## Record extracts
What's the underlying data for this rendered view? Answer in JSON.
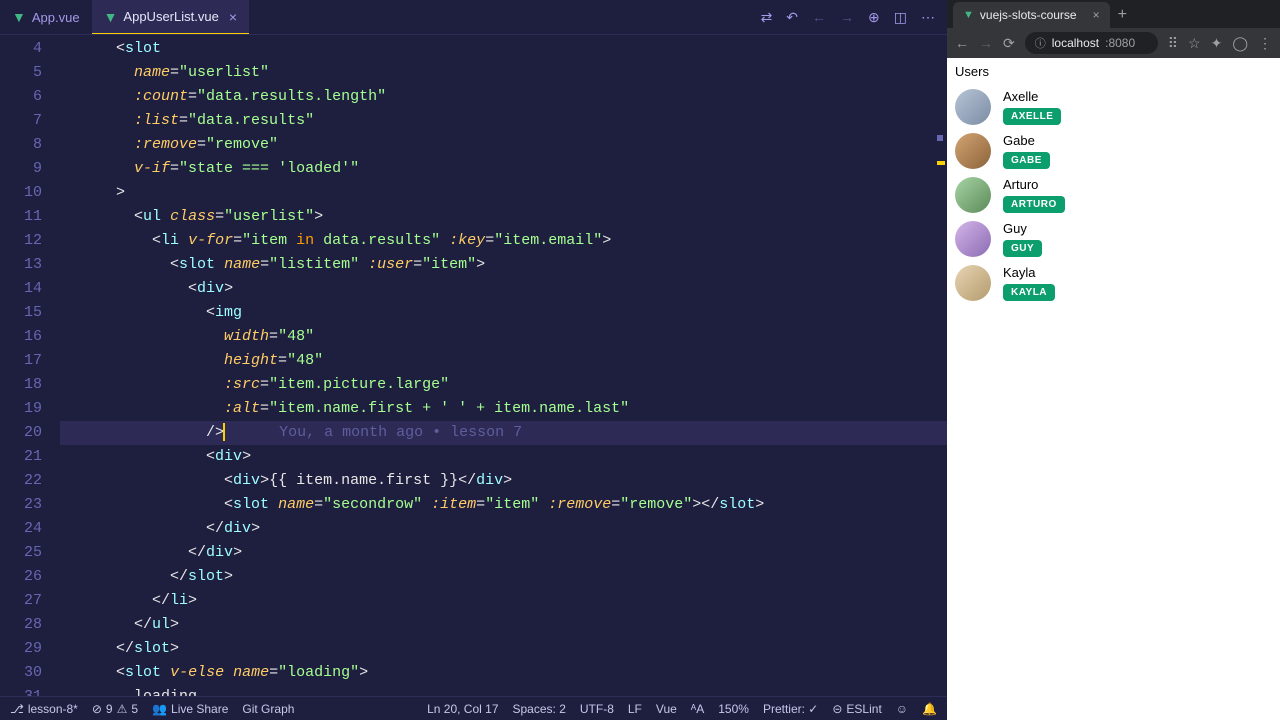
{
  "editor": {
    "tabs": [
      {
        "label": "App.vue",
        "active": false
      },
      {
        "label": "AppUserList.vue",
        "active": true
      }
    ],
    "gutter_start": 4,
    "gutter_end": 31,
    "code_lines": [
      {
        "indent": 2,
        "tokens": [
          [
            "punct",
            "<"
          ],
          [
            "tag-name",
            "slot"
          ]
        ]
      },
      {
        "indent": 3,
        "tokens": [
          [
            "attr",
            "name"
          ],
          [
            "punct",
            "="
          ],
          [
            "string",
            "\"userlist\""
          ]
        ]
      },
      {
        "indent": 3,
        "tokens": [
          [
            "attr",
            ":count"
          ],
          [
            "punct",
            "="
          ],
          [
            "string",
            "\"data.results.length\""
          ]
        ]
      },
      {
        "indent": 3,
        "tokens": [
          [
            "attr",
            ":list"
          ],
          [
            "punct",
            "="
          ],
          [
            "string",
            "\"data.results\""
          ]
        ]
      },
      {
        "indent": 3,
        "tokens": [
          [
            "attr",
            ":remove"
          ],
          [
            "punct",
            "="
          ],
          [
            "string",
            "\"remove\""
          ]
        ]
      },
      {
        "indent": 3,
        "tokens": [
          [
            "attr",
            "v-if"
          ],
          [
            "punct",
            "="
          ],
          [
            "string",
            "\"state === 'loaded'\""
          ]
        ]
      },
      {
        "indent": 2,
        "tokens": [
          [
            "punct",
            ">"
          ]
        ]
      },
      {
        "indent": 3,
        "tokens": [
          [
            "punct",
            "<"
          ],
          [
            "tag-name",
            "ul"
          ],
          [
            "text",
            " "
          ],
          [
            "attr",
            "class"
          ],
          [
            "punct",
            "="
          ],
          [
            "string",
            "\"userlist\""
          ],
          [
            "punct",
            ">"
          ]
        ]
      },
      {
        "indent": 4,
        "tokens": [
          [
            "punct",
            "<"
          ],
          [
            "tag-name",
            "li"
          ],
          [
            "text",
            " "
          ],
          [
            "attr",
            "v-for"
          ],
          [
            "punct",
            "="
          ],
          [
            "string",
            "\"item "
          ],
          [
            "operator",
            "in"
          ],
          [
            "string",
            " data.results\""
          ],
          [
            "text",
            " "
          ],
          [
            "attr",
            ":key"
          ],
          [
            "punct",
            "="
          ],
          [
            "string",
            "\"item.email\""
          ],
          [
            "punct",
            ">"
          ]
        ]
      },
      {
        "indent": 5,
        "tokens": [
          [
            "punct",
            "<"
          ],
          [
            "tag-name",
            "slot"
          ],
          [
            "text",
            " "
          ],
          [
            "attr",
            "name"
          ],
          [
            "punct",
            "="
          ],
          [
            "string",
            "\"listitem\""
          ],
          [
            "text",
            " "
          ],
          [
            "attr",
            ":user"
          ],
          [
            "punct",
            "="
          ],
          [
            "string",
            "\"item\""
          ],
          [
            "punct",
            ">"
          ]
        ]
      },
      {
        "indent": 6,
        "tokens": [
          [
            "punct",
            "<"
          ],
          [
            "tag-name",
            "div"
          ],
          [
            "punct",
            ">"
          ]
        ]
      },
      {
        "indent": 7,
        "tokens": [
          [
            "punct",
            "<"
          ],
          [
            "tag-name",
            "img"
          ]
        ]
      },
      {
        "indent": 8,
        "tokens": [
          [
            "attr",
            "width"
          ],
          [
            "punct",
            "="
          ],
          [
            "string",
            "\"48\""
          ]
        ]
      },
      {
        "indent": 8,
        "tokens": [
          [
            "attr",
            "height"
          ],
          [
            "punct",
            "="
          ],
          [
            "string",
            "\"48\""
          ]
        ]
      },
      {
        "indent": 8,
        "tokens": [
          [
            "attr",
            ":src"
          ],
          [
            "punct",
            "="
          ],
          [
            "string",
            "\"item.picture.large\""
          ]
        ]
      },
      {
        "indent": 8,
        "tokens": [
          [
            "attr",
            ":alt"
          ],
          [
            "punct",
            "="
          ],
          [
            "string",
            "\"item.name.first + ' ' + item.name.last\""
          ]
        ]
      },
      {
        "indent": 7,
        "tokens": [
          [
            "punct",
            "/>"
          ]
        ],
        "highlighted": true,
        "cursor": true,
        "blame": "You, a month ago • lesson 7"
      },
      {
        "indent": 7,
        "tokens": [
          [
            "punct",
            "<"
          ],
          [
            "tag-name",
            "div"
          ],
          [
            "punct",
            ">"
          ]
        ]
      },
      {
        "indent": 8,
        "tokens": [
          [
            "punct",
            "<"
          ],
          [
            "tag-name",
            "div"
          ],
          [
            "punct",
            ">"
          ],
          [
            "text",
            "{{ item.name.first }}"
          ],
          [
            "punct",
            "</"
          ],
          [
            "tag-name",
            "div"
          ],
          [
            "punct",
            ">"
          ]
        ]
      },
      {
        "indent": 8,
        "tokens": [
          [
            "punct",
            "<"
          ],
          [
            "tag-name",
            "slot"
          ],
          [
            "text",
            " "
          ],
          [
            "attr",
            "name"
          ],
          [
            "punct",
            "="
          ],
          [
            "string",
            "\"secondrow\""
          ],
          [
            "text",
            " "
          ],
          [
            "attr",
            ":item"
          ],
          [
            "punct",
            "="
          ],
          [
            "string",
            "\"item\""
          ],
          [
            "text",
            " "
          ],
          [
            "attr",
            ":remove"
          ],
          [
            "punct",
            "="
          ],
          [
            "string",
            "\"remove\""
          ],
          [
            "punct",
            "></"
          ],
          [
            "tag-name",
            "slot"
          ],
          [
            "punct",
            ">"
          ]
        ]
      },
      {
        "indent": 7,
        "tokens": [
          [
            "punct",
            "</"
          ],
          [
            "tag-name",
            "div"
          ],
          [
            "punct",
            ">"
          ]
        ]
      },
      {
        "indent": 6,
        "tokens": [
          [
            "punct",
            "</"
          ],
          [
            "tag-name",
            "div"
          ],
          [
            "punct",
            ">"
          ]
        ]
      },
      {
        "indent": 5,
        "tokens": [
          [
            "punct",
            "</"
          ],
          [
            "tag-name",
            "slot"
          ],
          [
            "punct",
            ">"
          ]
        ]
      },
      {
        "indent": 4,
        "tokens": [
          [
            "punct",
            "</"
          ],
          [
            "tag-name",
            "li"
          ],
          [
            "punct",
            ">"
          ]
        ]
      },
      {
        "indent": 3,
        "tokens": [
          [
            "punct",
            "</"
          ],
          [
            "tag-name",
            "ul"
          ],
          [
            "punct",
            ">"
          ]
        ]
      },
      {
        "indent": 2,
        "tokens": [
          [
            "punct",
            "</"
          ],
          [
            "tag-name",
            "slot"
          ],
          [
            "punct",
            ">"
          ]
        ]
      },
      {
        "indent": 2,
        "tokens": [
          [
            "punct",
            "<"
          ],
          [
            "tag-name",
            "slot"
          ],
          [
            "text",
            " "
          ],
          [
            "attr",
            "v-else"
          ],
          [
            "text",
            " "
          ],
          [
            "attr",
            "name"
          ],
          [
            "punct",
            "="
          ],
          [
            "string",
            "\"loading\""
          ],
          [
            "punct",
            ">"
          ]
        ]
      },
      {
        "indent": 3,
        "tokens": [
          [
            "text",
            "loading..."
          ]
        ]
      }
    ]
  },
  "status": {
    "branch": "lesson-8*",
    "issues": "9",
    "warnings": "5",
    "live_share": "Live Share",
    "git_graph": "Git Graph",
    "position": "Ln 20, Col 17",
    "spaces": "Spaces: 2",
    "encoding": "UTF-8",
    "eol": "LF",
    "lang": "Vue",
    "zoom": "150%",
    "prettier": "Prettier: ✓",
    "eslint": "ESLint"
  },
  "browser": {
    "tab_title": "vuejs-slots-course",
    "host": "localhost",
    "port": ":8080",
    "page_title": "Users",
    "users": [
      {
        "name": "Axelle",
        "badge": "AXELLE",
        "avatar_class": "a1"
      },
      {
        "name": "Gabe",
        "badge": "GABE",
        "avatar_class": "a2"
      },
      {
        "name": "Arturo",
        "badge": "ARTURO",
        "avatar_class": "a3"
      },
      {
        "name": "Guy",
        "badge": "GUY",
        "avatar_class": "a4"
      },
      {
        "name": "Kayla",
        "badge": "KAYLA",
        "avatar_class": "a5"
      }
    ]
  }
}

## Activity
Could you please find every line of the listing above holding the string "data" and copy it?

## Exercise result
What's the underlying data for this rendered view? Answer in JSON.
            "\"data.results.length\""
            "\"data.results\""
            " data.results\""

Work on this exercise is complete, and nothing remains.